• _WHAT YOU HAVE TO DO_
Please count the lines of the data that contain "Определения" and state only the total.

• _EXERCISE DATA_
· · · · ·
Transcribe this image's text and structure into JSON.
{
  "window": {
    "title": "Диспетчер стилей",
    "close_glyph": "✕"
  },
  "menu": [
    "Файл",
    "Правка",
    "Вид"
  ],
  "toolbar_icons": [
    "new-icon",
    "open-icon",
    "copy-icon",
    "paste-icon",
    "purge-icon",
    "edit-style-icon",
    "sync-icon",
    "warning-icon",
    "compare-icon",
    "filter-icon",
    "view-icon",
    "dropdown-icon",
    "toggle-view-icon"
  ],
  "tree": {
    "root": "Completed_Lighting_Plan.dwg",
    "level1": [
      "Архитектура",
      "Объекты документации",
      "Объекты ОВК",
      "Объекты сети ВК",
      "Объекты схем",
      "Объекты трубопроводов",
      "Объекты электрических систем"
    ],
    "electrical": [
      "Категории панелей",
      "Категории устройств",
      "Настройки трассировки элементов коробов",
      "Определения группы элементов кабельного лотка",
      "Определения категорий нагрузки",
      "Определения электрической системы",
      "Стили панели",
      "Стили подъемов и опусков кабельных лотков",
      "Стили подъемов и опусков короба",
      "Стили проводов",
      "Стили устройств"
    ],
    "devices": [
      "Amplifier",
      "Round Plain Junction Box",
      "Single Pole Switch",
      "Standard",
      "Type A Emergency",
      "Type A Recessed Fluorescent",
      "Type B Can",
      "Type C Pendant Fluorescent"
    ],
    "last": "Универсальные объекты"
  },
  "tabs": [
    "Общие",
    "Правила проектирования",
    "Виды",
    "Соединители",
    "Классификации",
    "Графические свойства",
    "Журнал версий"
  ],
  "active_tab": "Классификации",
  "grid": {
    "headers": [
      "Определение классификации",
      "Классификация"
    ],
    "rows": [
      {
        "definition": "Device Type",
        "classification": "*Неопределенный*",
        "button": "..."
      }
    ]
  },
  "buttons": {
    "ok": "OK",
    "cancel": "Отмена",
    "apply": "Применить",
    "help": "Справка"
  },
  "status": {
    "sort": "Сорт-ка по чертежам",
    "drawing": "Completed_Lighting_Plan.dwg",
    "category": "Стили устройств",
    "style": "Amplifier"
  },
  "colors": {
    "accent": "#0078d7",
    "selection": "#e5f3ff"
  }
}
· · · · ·
• _ANSWER SECTION_
3